Anyway, my newly found exercise routine is on hold and my house is still in boxes because between trying to find my way in the dark in this new job role and visiting the hospital (bad wife, leaving your husband all alone all day!), I have no time, except to come home and try to get enough sleep to do it all again tomorrow.  Hence, the drudgery of making coffee tonight so I don't have to do it at 5 in the morning.  The Lifetime Movie Channel never sounded so good as I try to drift off to sleep in my bed made for two, bookended at least by my two kitties who can't understand where their daddy is.

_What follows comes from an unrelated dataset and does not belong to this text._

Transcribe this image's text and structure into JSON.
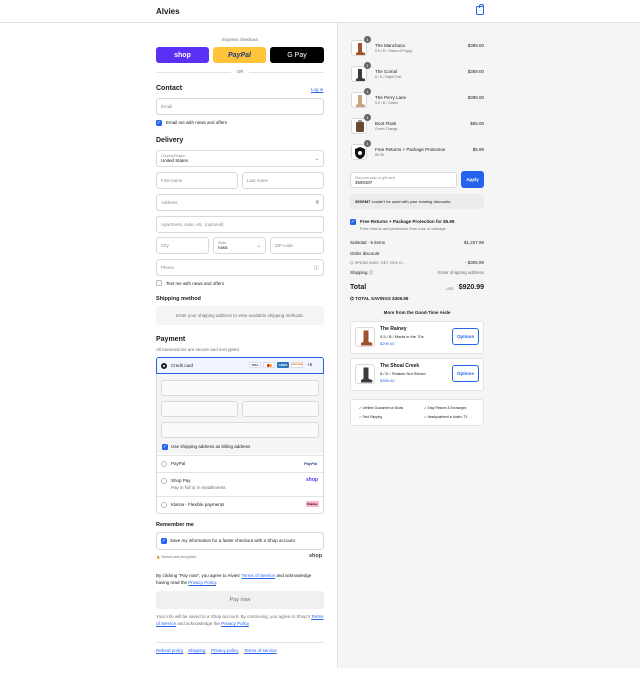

But here are the good parts:  I ended my work day on a very high point albeit 20 minutes past my already nine hour day; I kissed my husband and held his hand and felt very loved and appreciated; and I blogged (amazingly without a cat climbing onto my lap while I try to type).  Not bad, in spite of the coffee-making, which, at 5 in the morning, I will be very happy I did when I smell it brewing and know I don't have to get up and make it half-asleep.

Saturday, March 5, 2011

Life Is Hard

Someone I love so much is hurting today, and I wish there were something I could do to change that.  I have been out of touch with everyone in my life it feels for the past month at least because, well, life is hard.  I've said it to myself so many times, "life is just so hard."  Yes, it is.  I try to comfort myself with the familiar quote I've heard from somewhere that nothing worth doing is ever easy.

Is it March already?  I am chastising myself a bit for having ignored my blog for so long.  I wasn't going to do that!  Let life get in the way, or lose momentum.  So here I go again.  I am starting, it feels from scratch, but not really.  I realized tonight I just have to get something down and the rest will come; the momentum will return.  It's hard to be so positive sometimes, yet it's critical for my survival; otherwise, the depression will creep back in, kind of like "The Blob".

Have you seen "Black Swan"?  Here's the thing I love about movies like this and especially books:  you can believe whatever you want about the story, the ending.  I won't spoil it for you if you haven't seen it, but my interpretation of the ending seems to be the least popular; that is, I am in the minority - so far I haven't gotten anyone to agree with me.  That's okay.  That's the beauty of art, and even if the creator of that art has a definite, decided explanation of what it means, I can still believe inside that there is something else to it.

I guess what I'm saying, maybe what this post is all about, is that interpretation is everything.